Please give the entries below again exactly, omitting every picture.

Records for the task section start

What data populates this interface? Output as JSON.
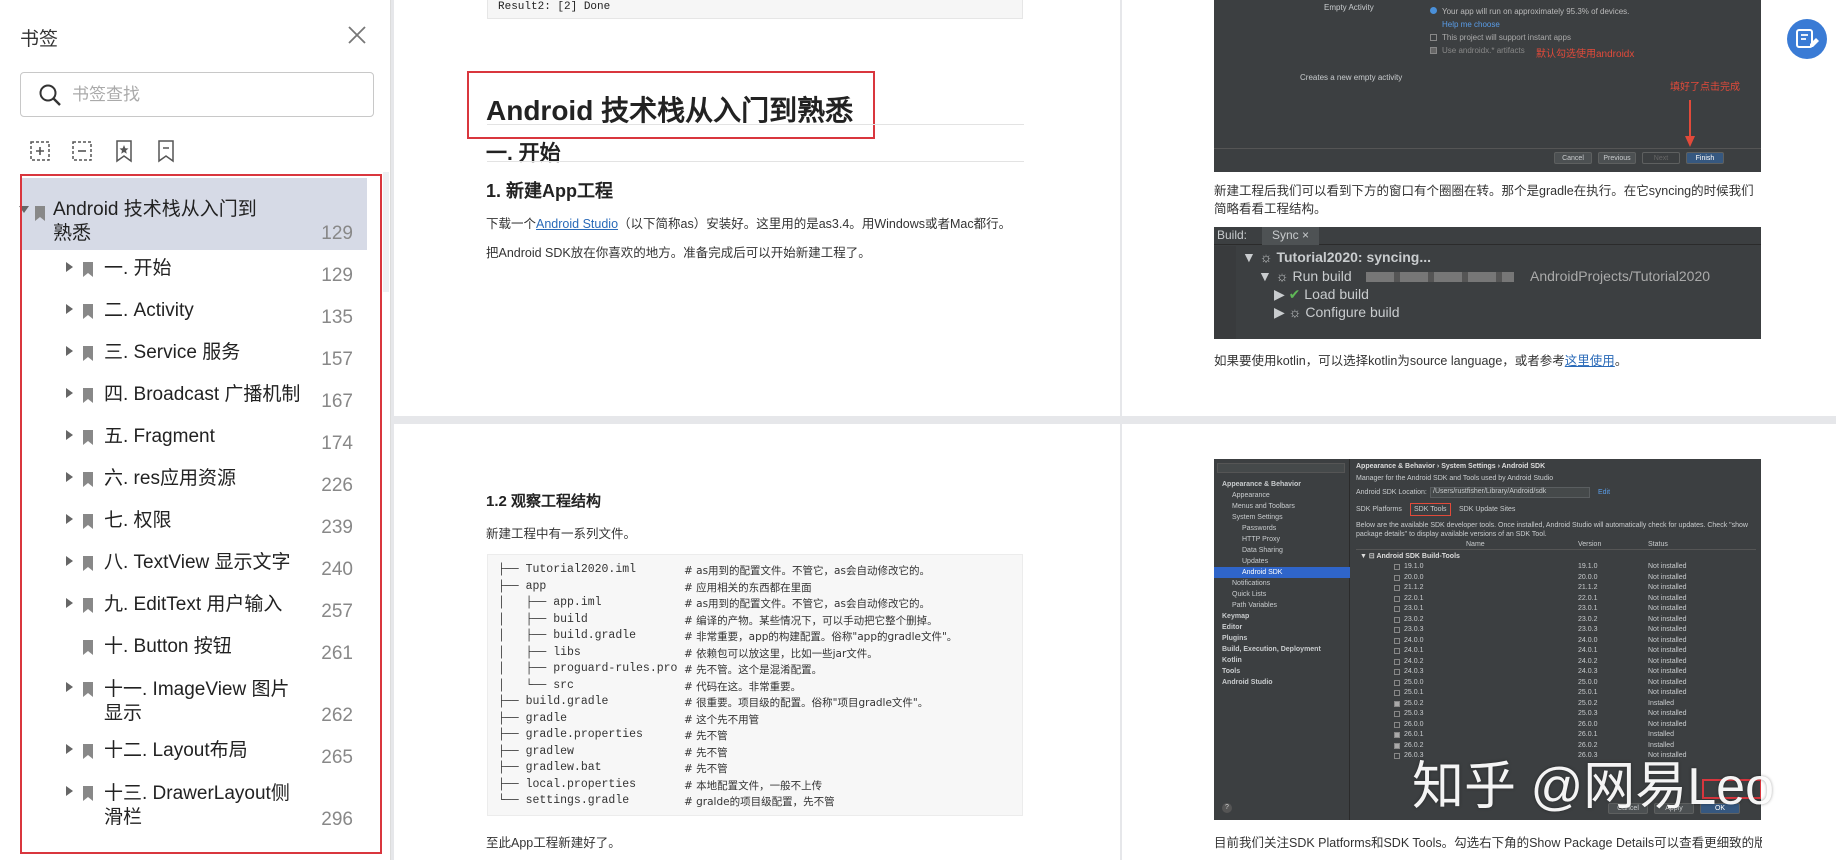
{
  "sidebar": {
    "title": "书签",
    "search_placeholder": "书签查找",
    "toolbar_icons": [
      "add-bookmark-icon",
      "remove-bookmark-icon",
      "bookmark-star-icon",
      "bookmark-icon"
    ],
    "items": [
      {
        "label_l1": "Android 技术栈从入门到",
        "label_l2": "熟悉",
        "page": "129",
        "level": 0,
        "expanded": true,
        "selected": true
      },
      {
        "label": "一. 开始",
        "page": "129",
        "level": 1,
        "has_children": true
      },
      {
        "label": "二. Activity",
        "page": "135",
        "level": 1,
        "has_children": true
      },
      {
        "label": "三. Service 服务",
        "page": "157",
        "level": 1,
        "has_children": true
      },
      {
        "label": "四. Broadcast 广播机制",
        "page": "167",
        "level": 1,
        "has_children": true
      },
      {
        "label": "五. Fragment",
        "page": "174",
        "level": 1,
        "has_children": true
      },
      {
        "label": "六. res应用资源",
        "page": "226",
        "level": 1,
        "has_children": true
      },
      {
        "label": "七. 权限",
        "page": "239",
        "level": 1,
        "has_children": true
      },
      {
        "label": "八. TextView 显示文字",
        "page": "240",
        "level": 1,
        "has_children": true
      },
      {
        "label": "九. EditText 用户输入",
        "page": "257",
        "level": 1,
        "has_children": true
      },
      {
        "label": "十. Button 按钮",
        "page": "261",
        "level": 1,
        "has_children": false
      },
      {
        "label_l1": "十一. ImageView 图片",
        "label_l2": "显示",
        "page": "262",
        "level": 1,
        "has_children": true
      },
      {
        "label": "十二. Layout布局",
        "page": "265",
        "level": 1,
        "has_children": true
      },
      {
        "label_l1": "十三. DrawerLayout侧",
        "label_l2": "滑栏",
        "page": "296",
        "level": 1,
        "has_children": true
      }
    ]
  },
  "doc": {
    "result_line": "Result2: [2] Done",
    "h1": "Android 技术栈从入门到熟悉",
    "h2": "一. 开始",
    "h3": "1. 新建App工程",
    "p1_pre": "下载一个",
    "p1_link": "Android Studio",
    "p1_post": "（以下简称as）安装好。这里用的是as3.4。用Windows或者Mac都行。",
    "p2": "把Android SDK放在你喜欢的地方。准备完成后可以开始新建工程了。",
    "wizard": {
      "empty_activity": "Empty Activity",
      "devices_text": "Your app will run on approximately 95.3% of devices.",
      "help": "Help me choose",
      "instant": "This project will support instant apps",
      "androidx": "Use androidx.* artifacts",
      "androidx_note": "默认勾选使用androidx",
      "create_note": "Creates a new empty activity",
      "finish_note": "填好了点击完成",
      "buttons": [
        "Cancel",
        "Previous",
        "Next",
        "Finish"
      ]
    },
    "p3": "新建工程后我们可以看到下方的窗口有个圈圈在转。那个是gradle在执行。在它syncing的时候我们简略看看工程结构。",
    "build": {
      "tab_build": "Build:",
      "tab_sync": "Sync",
      "lines": [
        "Tutorial2020: syncing...",
        "Run build",
        "AndroidProjects/Tutorial2020",
        "Load build",
        "Configure build"
      ]
    },
    "p4_pre": "如果要使用kotlin，可以选择kotlin为source language，或者参考",
    "p4_link": "这里使用",
    "p4_post": "。",
    "h4": "1.2 观察工程结构",
    "p5": "新建工程中有一系列文件。",
    "tree": [
      [
        "├── Tutorial2020.iml",
        "# as用到的配置文件。不管它，as会自动修改它的。"
      ],
      [
        "├── app",
        "# 应用相关的东西都在里面"
      ],
      [
        "│   ├── app.iml",
        "# as用到的配置文件。不管它，as会自动修改它的。"
      ],
      [
        "│   ├── build",
        "# 编译的产物。某些情况下，可以手动把它整个删掉。"
      ],
      [
        "│   ├── build.gradle",
        "# 非常重要，app的构建配置。俗称\"app的gradle文件\"。"
      ],
      [
        "│   ├── libs",
        "# 依赖包可以放这里，比如一些jar文件。"
      ],
      [
        "│   ├── proguard-rules.pro",
        "# 先不管。这个是混淆配置。"
      ],
      [
        "│   └── src",
        "# 代码在这。非常重要。"
      ],
      [
        "├── build.gradle",
        "# 很重要。项目级的配置。俗称\"项目gradle文件\"。"
      ],
      [
        "├── gradle",
        "# 这个先不用管"
      ],
      [
        "├── gradle.properties",
        "# 先不管"
      ],
      [
        "├── gradlew",
        "# 先不管"
      ],
      [
        "├── gradlew.bat",
        "# 先不管"
      ],
      [
        "├── local.properties",
        "# 本地配置文件，一般不上传"
      ],
      [
        "└── settings.gradle",
        "# gralde的项目级配置，先不管"
      ]
    ],
    "p6": "至此App工程新建好了。",
    "sdk": {
      "breadcrumb": "Appearance & Behavior  ›  System Settings  ›  Android SDK",
      "desc": "Manager for the Android SDK and Tools used by Android Studio",
      "location_label": "Android SDK Location:",
      "location_value": "/Users/rustfisher/Library/Android/sdk",
      "edit": "Edit",
      "tabs": [
        "SDK Platforms",
        "SDK Tools",
        "SDK Update Sites"
      ],
      "info": "Below are the available SDK developer tools. Once installed, Android Studio will automatically check for updates. Check \"show package details\" to display available versions of an SDK Tool.",
      "cols": [
        "Name",
        "Version",
        "Status"
      ],
      "tree": [
        "Appearance & Behavior",
        "Appearance",
        "Menus and Toolbars",
        "System Settings",
        "Passwords",
        "HTTP Proxy",
        "Data Sharing",
        "Updates",
        "Android SDK",
        "Notifications",
        "Quick Lists",
        "Path Variables",
        "Keymap",
        "Editor",
        "Plugins",
        "Build, Execution, Deployment",
        "Kotlin",
        "Tools",
        "Android Studio"
      ],
      "group": "Android SDK Build-Tools",
      "rows": [
        [
          "19.1.0",
          "19.1.0",
          "Not installed"
        ],
        [
          "20.0.0",
          "20.0.0",
          "Not installed"
        ],
        [
          "21.1.2",
          "21.1.2",
          "Not installed"
        ],
        [
          "22.0.1",
          "22.0.1",
          "Not installed"
        ],
        [
          "23.0.1",
          "23.0.1",
          "Not installed"
        ],
        [
          "23.0.2",
          "23.0.2",
          "Not installed"
        ],
        [
          "23.0.3",
          "23.0.3",
          "Not installed"
        ],
        [
          "24.0.0",
          "24.0.0",
          "Not installed"
        ],
        [
          "24.0.1",
          "24.0.1",
          "Not installed"
        ],
        [
          "24.0.2",
          "24.0.2",
          "Not installed"
        ],
        [
          "24.0.3",
          "24.0.3",
          "Not installed"
        ],
        [
          "25.0.0",
          "25.0.0",
          "Not installed"
        ],
        [
          "25.0.1",
          "25.0.1",
          "Not installed"
        ],
        [
          "25.0.2",
          "25.0.2",
          "Installed"
        ],
        [
          "25.0.3",
          "25.0.3",
          "Not installed"
        ],
        [
          "26.0.0",
          "26.0.0",
          "Not installed"
        ],
        [
          "26.0.1",
          "26.0.1",
          "Installed"
        ],
        [
          "26.0.2",
          "26.0.2",
          "Installed"
        ],
        [
          "26.0.3",
          "26.0.3",
          "Not installed"
        ]
      ],
      "buttons": [
        "Cancel",
        "Apply",
        "OK"
      ]
    },
    "p7": "目前我们关注SDK Platforms和SDK Tools。勾选右下角的Show Package Details可以查看更细致的版本",
    "watermark": "知乎 @网易Leo"
  }
}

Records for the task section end

Reply –
What data populates this interface? Output as JSON.
{
  "sidebar": {
    "title": "书签",
    "search_placeholder": "书签查找",
    "toolbar_icons": [
      "add-bookmark-icon",
      "remove-bookmark-icon",
      "bookmark-star-icon",
      "bookmark-icon"
    ],
    "items": [
      {
        "label_l1": "Android 技术栈从入门到",
        "label_l2": "熟悉",
        "page": "129",
        "level": 0,
        "expanded": true,
        "selected": true
      },
      {
        "label": "一. 开始",
        "page": "129",
        "level": 1,
        "has_children": true
      },
      {
        "label": "二. Activity",
        "page": "135",
        "level": 1,
        "has_children": true
      },
      {
        "label": "三. Service 服务",
        "page": "157",
        "level": 1,
        "has_children": true
      },
      {
        "label": "四. Broadcast 广播机制",
        "page": "167",
        "level": 1,
        "has_children": true
      },
      {
        "label": "五. Fragment",
        "page": "174",
        "level": 1,
        "has_children": true
      },
      {
        "label": "六. res应用资源",
        "page": "226",
        "level": 1,
        "has_children": true
      },
      {
        "label": "七. 权限",
        "page": "239",
        "level": 1,
        "has_children": true
      },
      {
        "label": "八. TextView 显示文字",
        "page": "240",
        "level": 1,
        "has_children": true
      },
      {
        "label": "九. EditText 用户输入",
        "page": "257",
        "level": 1,
        "has_children": true
      },
      {
        "label": "十. Button 按钮",
        "page": "261",
        "level": 1,
        "has_children": false
      },
      {
        "label_l1": "十一. ImageView 图片",
        "label_l2": "显示",
        "page": "262",
        "level": 1,
        "has_children": true
      },
      {
        "label": "十二. Layout布局",
        "page": "265",
        "level": 1,
        "has_children": true
      },
      {
        "label_l1": "十三. DrawerLayout侧",
        "label_l2": "滑栏",
        "page": "296",
        "level": 1,
        "has_children": true
      }
    ]
  },
  "doc": {
    "result_line": "Result2: [2] Done",
    "h1": "Android 技术栈从入门到熟悉",
    "h2": "一. 开始",
    "h3": "1. 新建App工程",
    "p1_pre": "下载一个",
    "p1_link": "Android Studio",
    "p1_post": "（以下简称as）安装好。这里用的是as3.4。用Windows或者Mac都行。",
    "p2": "把Android SDK放在你喜欢的地方。准备完成后可以开始新建工程了。",
    "wizard": {
      "empty_activity": "Empty Activity",
      "devices_text": "Your app will run on approximately 95.3% of devices.",
      "help": "Help me choose",
      "instant": "This project will support instant apps",
      "androidx": "Use androidx.* artifacts",
      "androidx_note": "默认勾选使用androidx",
      "create_note": "Creates a new empty activity",
      "finish_note": "填好了点击完成",
      "buttons": [
        "Cancel",
        "Previous",
        "Next",
        "Finish"
      ]
    },
    "p3": "新建工程后我们可以看到下方的窗口有个圈圈在转。那个是gradle在执行。在它syncing的时候我们简略看看工程结构。",
    "build": {
      "tab_build": "Build:",
      "tab_sync": "Sync",
      "lines": [
        "Tutorial2020: syncing...",
        "Run build",
        "AndroidProjects/Tutorial2020",
        "Load build",
        "Configure build"
      ]
    },
    "p4_pre": "如果要使用kotlin，可以选择kotlin为source language，或者参考",
    "p4_link": "这里使用",
    "p4_post": "。",
    "h4": "1.2 观察工程结构",
    "p5": "新建工程中有一系列文件。",
    "tree": [
      [
        "├── Tutorial2020.iml",
        "# as用到的配置文件。不管它，as会自动修改它的。"
      ],
      [
        "├── app",
        "# 应用相关的东西都在里面"
      ],
      [
        "│   ├── app.iml",
        "# as用到的配置文件。不管它，as会自动修改它的。"
      ],
      [
        "│   ├── build",
        "# 编译的产物。某些情况下，可以手动把它整个删掉。"
      ],
      [
        "│   ├── build.gradle",
        "# 非常重要，app的构建配置。俗称\"app的gradle文件\"。"
      ],
      [
        "│   ├── libs",
        "# 依赖包可以放这里，比如一些jar文件。"
      ],
      [
        "│   ├── proguard-rules.pro",
        "# 先不管。这个是混淆配置。"
      ],
      [
        "│   └── src",
        "# 代码在这。非常重要。"
      ],
      [
        "├── build.gradle",
        "# 很重要。项目级的配置。俗称\"项目gradle文件\"。"
      ],
      [
        "├── gradle",
        "# 这个先不用管"
      ],
      [
        "├── gradle.properties",
        "# 先不管"
      ],
      [
        "├── gradlew",
        "# 先不管"
      ],
      [
        "├── gradlew.bat",
        "# 先不管"
      ],
      [
        "├── local.properties",
        "# 本地配置文件，一般不上传"
      ],
      [
        "└── settings.gradle",
        "# gralde的项目级配置，先不管"
      ]
    ],
    "p6": "至此App工程新建好了。",
    "sdk": {
      "breadcrumb": "Appearance & Behavior  ›  System Settings  ›  Android SDK",
      "desc": "Manager for the Android SDK and Tools used by Android Studio",
      "location_label": "Android SDK Location:",
      "location_value": "/Users/rustfisher/Library/Android/sdk",
      "edit": "Edit",
      "tabs": [
        "SDK Platforms",
        "SDK Tools",
        "SDK Update Sites"
      ],
      "info": "Below are the available SDK developer tools. Once installed, Android Studio will automatically check for updates. Check \"show package details\" to display available versions of an SDK Tool.",
      "cols": [
        "Name",
        "Version",
        "Status"
      ],
      "tree": [
        "Appearance & Behavior",
        "Appearance",
        "Menus and Toolbars",
        "System Settings",
        "Passwords",
        "HTTP Proxy",
        "Data Sharing",
        "Updates",
        "Android SDK",
        "Notifications",
        "Quick Lists",
        "Path Variables",
        "Keymap",
        "Editor",
        "Plugins",
        "Build, Execution, Deployment",
        "Kotlin",
        "Tools",
        "Android Studio"
      ],
      "group": "Android SDK Build-Tools",
      "rows": [
        [
          "19.1.0",
          "19.1.0",
          "Not installed"
        ],
        [
          "20.0.0",
          "20.0.0",
          "Not installed"
        ],
        [
          "21.1.2",
          "21.1.2",
          "Not installed"
        ],
        [
          "22.0.1",
          "22.0.1",
          "Not installed"
        ],
        [
          "23.0.1",
          "23.0.1",
          "Not installed"
        ],
        [
          "23.0.2",
          "23.0.2",
          "Not installed"
        ],
        [
          "23.0.3",
          "23.0.3",
          "Not installed"
        ],
        [
          "24.0.0",
          "24.0.0",
          "Not installed"
        ],
        [
          "24.0.1",
          "24.0.1",
          "Not installed"
        ],
        [
          "24.0.2",
          "24.0.2",
          "Not installed"
        ],
        [
          "24.0.3",
          "24.0.3",
          "Not installed"
        ],
        [
          "25.0.0",
          "25.0.0",
          "Not installed"
        ],
        [
          "25.0.1",
          "25.0.1",
          "Not installed"
        ],
        [
          "25.0.2",
          "25.0.2",
          "Installed"
        ],
        [
          "25.0.3",
          "25.0.3",
          "Not installed"
        ],
        [
          "26.0.0",
          "26.0.0",
          "Not installed"
        ],
        [
          "26.0.1",
          "26.0.1",
          "Installed"
        ],
        [
          "26.0.2",
          "26.0.2",
          "Installed"
        ],
        [
          "26.0.3",
          "26.0.3",
          "Not installed"
        ]
      ],
      "buttons": [
        "Cancel",
        "Apply",
        "OK"
      ]
    },
    "p7": "目前我们关注SDK Platforms和SDK Tools。勾选右下角的Show Package Details可以查看更细致的版本",
    "watermark": "知乎 @网易Leo"
  }
}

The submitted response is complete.